23.       For the purposes of this Act, the Commissioner or any public officer authorised by   him, may at any time enter any premises occupied by a department, authority or a person to whose act or omission this Act applies and inspect the premises and, subject to sections 16 and 17 of this Act carry out on the premises any investigation that is within the jurisdiction of the Commission.

24.       Any person who –

(a)        without lawful justification or excuse, wilfully obstructs, hinders or resists a member of the Commission or an officer authorised by the Commission in the exercise of any powers under this Act; or
(b)        without lawful justification or excuse, refuses or wilfully fails to comply with any lawful request of the Commissioner or a Deputy Commissioner or any other person under this Act; or
(c)        wilfully makes any false statement to or misleads or attempts to mislead the Commissioner or any other person in the exercise of his functions under this Act;
commits an offence and is liable on summary conviction to a find not exceeding ¢500,000.00 and in default of payment to imprisonment for a term not exceeding six months or to both.

25.       The provisions of this Act are in addition to the provisions of any other Act or any rule of law under which –

(a)        a remedy or right of appeal or objection is provided for any person; or
(b)        any procedure is provided for the inquiry into or investigation of any matter;
and nothing in this Act shall be taken to limit or affect a remedy or right of appeal or objection or procedure.

26.       (1) Subject to the provisions of the Constitution and to any Act of Parliament    made under the Constitution, the Commission shall make, by constitutional instrument, regulations regarding the manner and procedure for bringing complaints before it and the investigation of such complaints.

(2) The exercise of the power to make regulations may be signified under the    hand of the Commissioner or in his absence, a Deputy Commissioner.

27.        In this Act a reference to a member of a complainant’s family means –

(a)        in the case of a person belonging to a family based on the paternal system mother, father, wife, son, daughter, brother, sister, father’s brother, father’s father, father’s brother’s son, and brother’s son;
(b)        in the case of a person belonging to a family based on the maternal system – mother, father, wife, son, daughter, brother, sister, mother’s mother, mother’s brother, mother’s sister, sister’s son, sister’s daughter, mother’s sister’s son and mother’s sister’s daughter.

28.      (1) The Ombudsman Act 1980 (Act 400) is repealed.

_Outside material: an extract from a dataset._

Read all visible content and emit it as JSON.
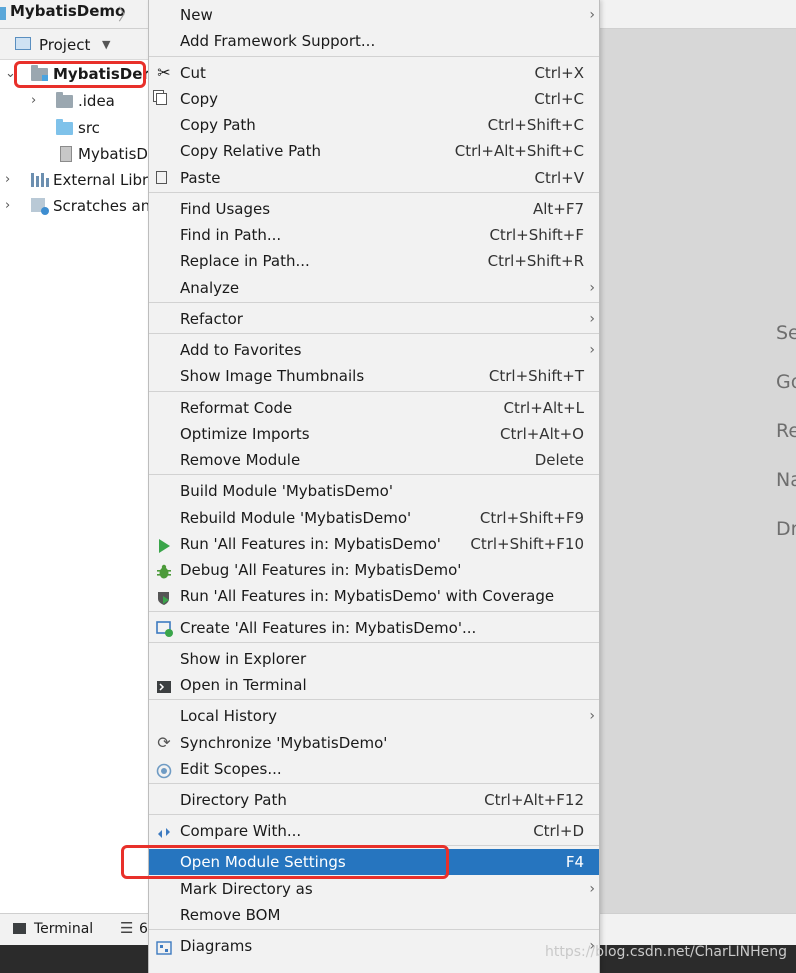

(2) Notwithstanding the repeal of the Ombudsman Act, 1980 (Act 400) –
(a)        any regulation made under it and in force on the coming into force of this Act shall until altered, amended or revoked, continue in force and shall be applied with such modifications as may be necessary for giving effect to the provisions of this Act; and
(b)        Any complaint pending before the Ombudsman immediately before the coming into force of this Act may be proceeded with under, and shall be subject to the provisions of, this Act.